In first class, a little girl does not talk to her seat partner because she is dark skinned. The dark skinned girl is addressed as “kali” or “bhoot”. Even before she could learn the first letters of language, she knew a few adjectives which obviously were not sweet. She asked her parents why her classmates called her “kali”. Her parents said that only evil people use such words and that she should avoid such comments as she is beautiful and intelligent. But, how could a 6 year old understand this? She looked at the mirror and questioned her God as to why was she brown and why not pink and fair. In third standard she wanted to participate in a play as Cinderella but the teacher made an excuse saying she was not eligible and chose the fair girl with rosy cheeks. During, the children’s dance shows she was never positioned in the first row because teachers wanted the fair and cute children on the front. She hated the school and when her father was transferred to another city, she was delighted at the prospect of a change where she would not just be a color. If only racism had borders. In the new school, in Uttarkhand, there was hardly any dark skinned person. In her previous school at least she was not alone, but here the classmates laughed and said, “Is everyone in your city as dark as you?” Her younger sister was fair and she was happy that she did not have to suffer all this humiliation. She tried to keep a happy face when she met her sister in the school bus or her parents at home after all nobody could help her. One day her sister said, “Didi, that guy in the bus was talking to his friend and said dekh kaise kali mata hass rahi hai while looking at you. Why did he say that? I was very hurt, you are beautiful.” In that second she wished that she had never been born but smiled and said, “Only evil people use such words and you shouldn’t listen to them. I know I am beautiful and so do you.”
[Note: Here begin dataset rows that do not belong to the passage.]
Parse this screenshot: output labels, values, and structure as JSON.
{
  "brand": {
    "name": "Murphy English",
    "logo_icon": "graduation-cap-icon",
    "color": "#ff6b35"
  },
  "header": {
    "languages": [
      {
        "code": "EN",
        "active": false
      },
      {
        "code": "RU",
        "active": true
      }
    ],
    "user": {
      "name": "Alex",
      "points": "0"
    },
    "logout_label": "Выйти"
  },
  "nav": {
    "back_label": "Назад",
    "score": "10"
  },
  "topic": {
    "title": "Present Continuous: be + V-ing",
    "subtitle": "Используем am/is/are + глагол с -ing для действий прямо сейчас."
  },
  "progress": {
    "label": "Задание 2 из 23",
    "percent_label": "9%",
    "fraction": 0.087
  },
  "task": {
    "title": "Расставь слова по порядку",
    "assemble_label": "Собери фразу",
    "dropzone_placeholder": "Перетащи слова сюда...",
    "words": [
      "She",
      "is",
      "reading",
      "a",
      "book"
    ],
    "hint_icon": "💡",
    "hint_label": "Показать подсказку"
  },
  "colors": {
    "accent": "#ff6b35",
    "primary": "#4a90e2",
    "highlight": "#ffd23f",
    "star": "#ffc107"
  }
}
While reading Gone with the Wind, she wished to go back in time to meet Rhett Butler but then she realized that had she been there during that period she would have been enslaved and shipped off to America to work for the plantation owners. Yet, how different was the present? Her mind was still imprisoned in pain and agony, a slave to the world which only saw her color with respect to theirs.
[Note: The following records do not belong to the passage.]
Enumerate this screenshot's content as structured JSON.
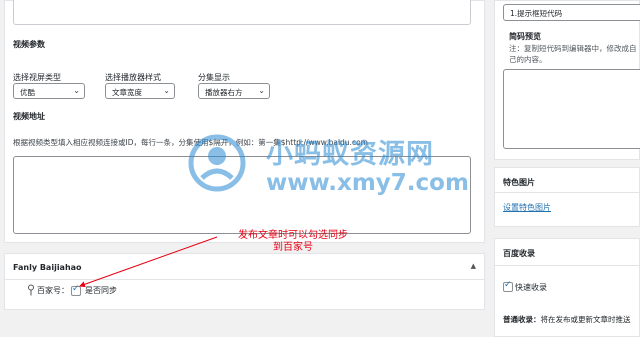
{
  "video_panel": {
    "section_title": "视频参数",
    "viewport_label": "选择视屏类型",
    "viewport_value": "优酷",
    "player_label": "选择播放器样式",
    "player_value": "文章宽度",
    "share_label": "分集显示",
    "share_value": "播放器右方",
    "address_title": "视频地址",
    "address_hint": "根据视频类型填入相应视频连接或ID，每行一条，分集使用$隔开，例如：第一集$http://www.baidu.com"
  },
  "baijiahao_panel": {
    "title": "Fanly Baijiahao",
    "toggle_icon": "triangle-up",
    "field_label": "百家号：",
    "sync_label": "是否同步",
    "sync_checked": true
  },
  "annotation": {
    "line1": "发布文章时可以勾选同步",
    "line2": "到百家号",
    "color": "#e60012"
  },
  "sidebar": {
    "shortcode_input_value": "1.提示框短代码",
    "preview_title": "简码预览",
    "preview_hint": "注：复制短代码到编辑器中，修改成自己的内容。",
    "featured_title": "特色图片",
    "featured_link": "设置特色图片",
    "baidu_title": "百度收录",
    "fast_label": "快速收录",
    "fast_checked": true,
    "normal_label": "普通收录：",
    "normal_text": "将在发布或更新文章时推送"
  },
  "watermark": {
    "title": "小蚂蚁资源网",
    "url": "www.xmy7.com",
    "color": "#2a8ad2"
  }
}
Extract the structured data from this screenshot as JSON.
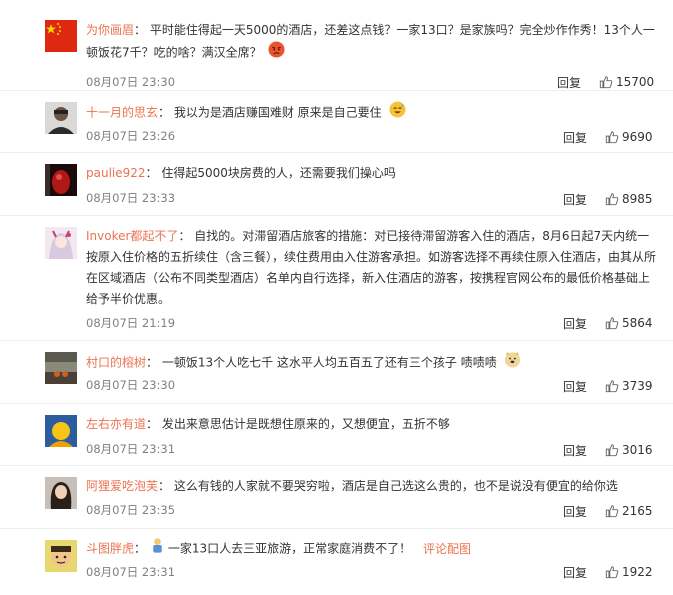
{
  "comments": [
    {
      "user": "为你画眉",
      "text": "平时能住得起一天5000的酒店，还差这点钱？一家13口？是家族吗？完全炒作作秀！13个人一顿饭花7千？吃的啥？满汉全席？",
      "time": "08月07日 23:30",
      "reply": "回复",
      "likes": "15700",
      "avatar_icon": "china-flag-avatar",
      "emoji": "angry-face-emoji"
    },
    {
      "user": "十一月的思玄",
      "text": "我以为是酒店赚国难财 原来是自己要住",
      "time": "08月07日 23:26",
      "reply": "回复",
      "likes": "9690",
      "avatar_icon": "man-photo-avatar",
      "emoji": "sweat-smile-emoji"
    },
    {
      "user": "paulie922",
      "text": "住得起5000块房费的人，还需要我们操心吗",
      "time": "08月07日 23:33",
      "reply": "回复",
      "likes": "8985",
      "avatar_icon": "red-photo-avatar"
    },
    {
      "user": "Invoker都起不了",
      "text": "自找的。对滞留酒店旅客的措施：对已接待滞留游客入住的酒店，8月6日起7天内统一按原入住价格的五折续住（含三餐），续住费用由入住游客承担。如游客选择不再续住原入住酒店，由其从所在区域酒店（公布不同类型酒店）名单内自行选择，新入住酒店的游客，按携程官网公布的最低价格基础上给予半价优惠。",
      "time": "08月07日 21:19",
      "reply": "回复",
      "likes": "5864",
      "avatar_icon": "anime-girl-avatar"
    },
    {
      "user": "村口的榕树",
      "text": "一顿饭13个人吃七千 这水平人均五百五了还有三个孩子 啧啧啧",
      "time": "08月07日 23:30",
      "reply": "回复",
      "likes": "3739",
      "avatar_icon": "street-photo-avatar",
      "emoji": "doge-emoji"
    },
    {
      "user": "左右亦有道",
      "text": "发出来意思估计是既想住原来的，又想便宜，五折不够",
      "time": "08月07日 23:31",
      "reply": "回复",
      "likes": "3016",
      "avatar_icon": "blue-yellow-avatar"
    },
    {
      "user": "阿狸爱吃泡芙",
      "text": "这么有钱的人家就不要哭穷啦，酒店是自己选这么贵的，也不是说没有便宜的给你选",
      "time": "08月07日 23:35",
      "reply": "回复",
      "likes": "2165",
      "avatar_icon": "woman-photo-avatar"
    },
    {
      "user": "斗图胖虎",
      "text": "一家13口人去三亚旅游，正常家庭消费不了！",
      "time": "08月07日 23:31",
      "reply": "回复",
      "likes": "1922",
      "avatar_icon": "cartoon-avatar",
      "pic_link": "评论配图",
      "emoji": "person-emoji"
    }
  ],
  "colors": {
    "username": "#eb7350",
    "meta": "#808080",
    "divider": "#eeeeee"
  }
}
During a mehendi competition, her teacher was looking for students who would volunteer to get mehendi designed on their hands. She scrubbed and washed her hands, had her nails shining bright and stood with her palm open so that her teacher would notice her. Stupid girl forgot her past so quickly. Then she saw the fairest girls chosen for the task; her heart ached and vision faltered. She spent the night crying with her face in the pillow. She was just 12 years old.
This is the story of almost every dark child around the world. The child might stop caring about these things and learn to accept himself / herself or might even lose every ounce of confidence. Nobody knows how hard these instances affect his / her psychology or if he / she could deal with it. The story brings out the silent sobs of the children who learn to paint themselves dark before they can even learn to make proper letters. Cinderella, Snow White, Ariel, Rapunzel are fables which a dark child can hardly relate to. The saying ‘you are blushing’ hardly makes sense nor do the songs ‘gore gaal pe kala til’. Why are all poems about rosy lips when most of the population in India does not have rosy lips? Who should the child relate to? If he/she relates to the fairy tales or poems then he/she does not belong to this world because there is hardly any space for the dark skinned.
It’s unlucky to be born dark and a sin to be a dark girl. You will have a hard time finding a groom. Why? Haven’t you read the matrimonial columns and websites? Every prospective groom wants a fair bride, no matter who he is. An old friend asked me to help him find a girl and the basic requirements were: she should be WHITE, now you know why he is an ‘old friend’.
Yes, the world is growing but how? By selling fair and lovely? How ironic is the very name of the product: Fair and Lovely, as if only being fair can make you lovely. Yes, the world is progressing as America got a Black president and an Indian won the Miss Universe title but doesn’t it make you feel angry that each of these achievements are taken by surprise as if this were a miracle? Being dark does not make you inferior to anybody so why should your achievement be taken as a wonder. Can’t a dark person lead a normal life without being exalted or humbled?
School, college, marriage, career and even later in life, it seems as if rather than me being colored, the color has become me. I have lost my identity and I am dark because you are fair, I am the other because you are the subject.